## [Exercise details]
Search each line below for the word "eine" and list those that contain it.

## [Excerpts from an interface dataset]
· · ·

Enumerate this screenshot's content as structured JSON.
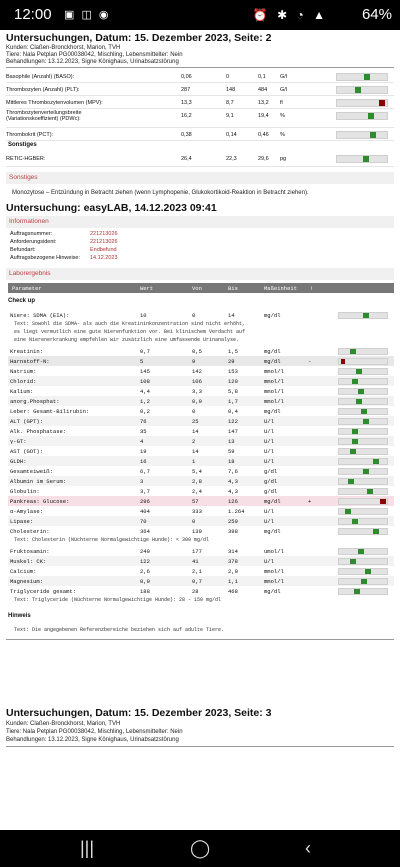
{
  "status": {
    "time": "12:00",
    "battery": "64%"
  },
  "page1": {
    "title": "Untersuchungen, Datum: 15. Dezember 2023, Seite: 2",
    "lines": [
      "Kunden: Claßen-Bronckhorst, Marion, TVH",
      "Tiere: Nala Petplan PG00038042, Mischling, Lebensmittelter: Nein",
      "Behandlungen: 13.12.2023, Signe Könighaus, Urinabsatzstörung"
    ]
  },
  "hema_rows": [
    {
      "name": "Basophile (Anzahl) (BASO):",
      "value": "0,06",
      "low": "0",
      "high": "0,1",
      "unit": "G/l",
      "marker": 0.62,
      "kind": "ok"
    },
    {
      "name": "Thrombozyten (Anzahl) (PLT):",
      "value": "287",
      "low": "148",
      "high": "484",
      "unit": "G/l",
      "marker": 0.42,
      "kind": "ok"
    },
    {
      "name": "Mittleres Thrombozytenvolumen (MPV):",
      "value": "13,3",
      "low": "8,7",
      "high": "13,2",
      "unit": "fl",
      "marker": 0.95,
      "kind": "hi"
    },
    {
      "name": "Thrombozytenverteilungsbreite (Variationskoeffizient) (PDWc):",
      "value": "16,2",
      "low": "9,1",
      "high": "19,4",
      "unit": "%",
      "marker": 0.7,
      "kind": "ok"
    },
    {
      "name": "Thrombokrit (PCT):",
      "value": "0,38",
      "low": "0,14",
      "high": "0,46",
      "unit": "%",
      "marker": 0.75,
      "kind": "ok"
    }
  ],
  "sonstiges_label": "Sonstiges",
  "retic": {
    "name": "RETIC-HGBER:",
    "value": "26,4",
    "low": "22,3",
    "high": "29,6",
    "unit": "pg",
    "marker": 0.6,
    "kind": "ok"
  },
  "sonstiges_band": "Sonstiges",
  "sonstiges_text": "Monozytose – Entzündung in Betracht ziehen (wenn Lymphopenie, Glukokortikoid-Reaktion in Betracht ziehen).",
  "easylab_title": "Untersuchung: easyLAB, 14.12.2023 09:41",
  "informationen_band": "Informationen",
  "info": [
    {
      "k": "Auftragsnummer:",
      "v": "221213026"
    },
    {
      "k": "Anforderungsident:",
      "v": "221213026"
    },
    {
      "k": "Befundart:",
      "v": "Endbefund"
    },
    {
      "k": "Auftragsbezogene Hinweise:",
      "v": "14.12.2023"
    }
  ],
  "laborergebnis_band": "Laborergebnis",
  "lab_head": {
    "param": "Parameter",
    "wert": "Wert",
    "von": "Von",
    "bis": "Bis",
    "einheit": "Maßeinheit",
    "flag": "!"
  },
  "checkup_label": "Check up",
  "lab_rows_a": [
    {
      "name": "Niere: SDMA (EIA):",
      "value": "10",
      "low": "0",
      "high": "14",
      "unit": "mg/dl",
      "marker": 0.55,
      "kind": "ok",
      "style": ""
    }
  ],
  "sdma_note": [
    "Text:  Sowohl die SDMA- als auch die Kreatininkonzentration sind nicht erhöht,",
    "es liegt vermutlich eine gute Nierenfunktion vor. Bei klinischem Verdacht auf",
    "eine Nierenerkrankung empfehlen wir zusätzlich eine umfassende Urinanalyse."
  ],
  "lab_rows_b": [
    {
      "name": "Kreatinin:",
      "value": "0,7",
      "low": "0,5",
      "high": "1,5",
      "unit": "mg/dl",
      "marker": 0.25,
      "kind": "ok",
      "style": ""
    },
    {
      "name": "Harnstoff-N:",
      "value": "5",
      "low": "9",
      "high": "29",
      "unit": "mg/dl",
      "flag": "-",
      "marker": 0.04,
      "kind": "lo",
      "style": "flag"
    },
    {
      "name": "Natrium:",
      "value": "145",
      "low": "142",
      "high": "153",
      "unit": "mmol/l",
      "marker": 0.4,
      "kind": "ok",
      "style": ""
    },
    {
      "name": "Chlorid:",
      "value": "108",
      "low": "106",
      "high": "120",
      "unit": "mmol/l",
      "marker": 0.3,
      "kind": "ok",
      "style": "alt"
    },
    {
      "name": "Kalium:",
      "value": "4,4",
      "low": "3,3",
      "high": "5,8",
      "unit": "mmol/l",
      "marker": 0.45,
      "kind": "ok",
      "style": ""
    },
    {
      "name": "anorg.Phosphat:",
      "value": "1,2",
      "low": "0,9",
      "high": "1,7",
      "unit": "mmol/l",
      "marker": 0.4,
      "kind": "ok",
      "style": "alt"
    },
    {
      "name": "Leber: Gesamt-Bilirubin:",
      "value": "0,2",
      "low": "0",
      "high": "0,4",
      "unit": "mg/dl",
      "marker": 0.5,
      "kind": "ok",
      "style": ""
    },
    {
      "name": "ALT (GPT):",
      "value": "76",
      "low": "25",
      "high": "122",
      "unit": "U/l",
      "marker": 0.55,
      "kind": "ok",
      "style": "alt"
    },
    {
      "name": "Alk. Phosphatase:",
      "value": "35",
      "low": "14",
      "high": "147",
      "unit": "U/l",
      "marker": 0.3,
      "kind": "ok",
      "style": ""
    },
    {
      "name": "γ-GT:",
      "value": "4",
      "low": "2",
      "high": "13",
      "unit": "U/l",
      "marker": 0.3,
      "kind": "ok",
      "style": "alt"
    },
    {
      "name": "AST (GOT):",
      "value": "19",
      "low": "14",
      "high": "59",
      "unit": "U/l",
      "marker": 0.25,
      "kind": "ok",
      "style": ""
    },
    {
      "name": "GLDH:",
      "value": "16",
      "low": "1",
      "high": "18",
      "unit": "U/l",
      "marker": 0.8,
      "kind": "ok",
      "style": "alt"
    },
    {
      "name": "Gesamteiweiß:",
      "value": "6,7",
      "low": "5,4",
      "high": "7,6",
      "unit": "g/dl",
      "marker": 0.55,
      "kind": "ok",
      "style": ""
    },
    {
      "name": "Albumin im Serum:",
      "value": "3",
      "low": "2,8",
      "high": "4,3",
      "unit": "g/dl",
      "marker": 0.2,
      "kind": "ok",
      "style": "alt"
    },
    {
      "name": "Globulin:",
      "value": "3,7",
      "low": "2,4",
      "high": "4,3",
      "unit": "g/dl",
      "marker": 0.65,
      "kind": "ok",
      "style": ""
    },
    {
      "name": "Pankreas: Glucose:",
      "value": "296",
      "low": "57",
      "high": "126",
      "unit": "mg/dl",
      "flag": "+",
      "marker": 0.96,
      "kind": "hi",
      "style": "flagp"
    },
    {
      "name": "α-Amylase:",
      "value": "404",
      "low": "333",
      "high": "1.264",
      "unit": "U/l",
      "marker": 0.15,
      "kind": "ok",
      "style": ""
    },
    {
      "name": "Lipase:",
      "value": "70",
      "low": "0",
      "high": "250",
      "unit": "U/l",
      "marker": 0.3,
      "kind": "ok",
      "style": "alt"
    },
    {
      "name": "Cholesterin:",
      "value": "364",
      "low": "139",
      "high": "398",
      "unit": "mg/dl",
      "marker": 0.8,
      "kind": "ok",
      "style": ""
    }
  ],
  "chol_note": "Text:  Cholesterin (Nüchterne Normalgewichtige Hunde): < 300 mg/dl",
  "lab_rows_c": [
    {
      "name": "Fruktosamin:",
      "value": "240",
      "low": "177",
      "high": "314",
      "unit": "umol/l",
      "marker": 0.45,
      "kind": "ok",
      "style": ""
    },
    {
      "name": "Muskel: CK:",
      "value": "122",
      "low": "41",
      "high": "378",
      "unit": "U/l",
      "marker": 0.25,
      "kind": "ok",
      "style": "alt"
    },
    {
      "name": "Calcium:",
      "value": "2,6",
      "low": "2,1",
      "high": "2,9",
      "unit": "mmol/l",
      "marker": 0.6,
      "kind": "ok",
      "style": ""
    },
    {
      "name": "Magnesium:",
      "value": "0,9",
      "low": "0,7",
      "high": "1,1",
      "unit": "mmol/l",
      "marker": 0.5,
      "kind": "ok",
      "style": "alt"
    },
    {
      "name": "Triglyceride gesamt:",
      "value": "188",
      "low": "28",
      "high": "468",
      "unit": "mg/dl",
      "marker": 0.35,
      "kind": "ok",
      "style": ""
    }
  ],
  "tri_note": "Text:  Triglyceride (Nüchterne Normalgewichtige Hunde): 28 - 150 mg/dl",
  "hinweis_label": "Hinweis",
  "hinweis_text": "Text:  Die angegebenen Referenzbereiche beziehen sich auf adulte Tiere.",
  "page2": {
    "title": "Untersuchungen, Datum: 15. Dezember 2023, Seite: 3",
    "lines": [
      "Kunden: Claßen-Bronckhorst, Marion, TVH",
      "Tiere: Nala Petplan PG00038042, Mischling, Lebensmittelter: Nein",
      "Behandlungen: 13.12.2023, Signe Könighaus, Urinabsatzstörung"
    ]
  }
}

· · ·

## [Problem solution]
    "es liegt vermutlich eine gute Nierenfunktion vor. Bei klinischem Verdacht auf",
    "eine Nierenerkrankung empfehlen wir zusätzlich eine umfassende Urinanalyse."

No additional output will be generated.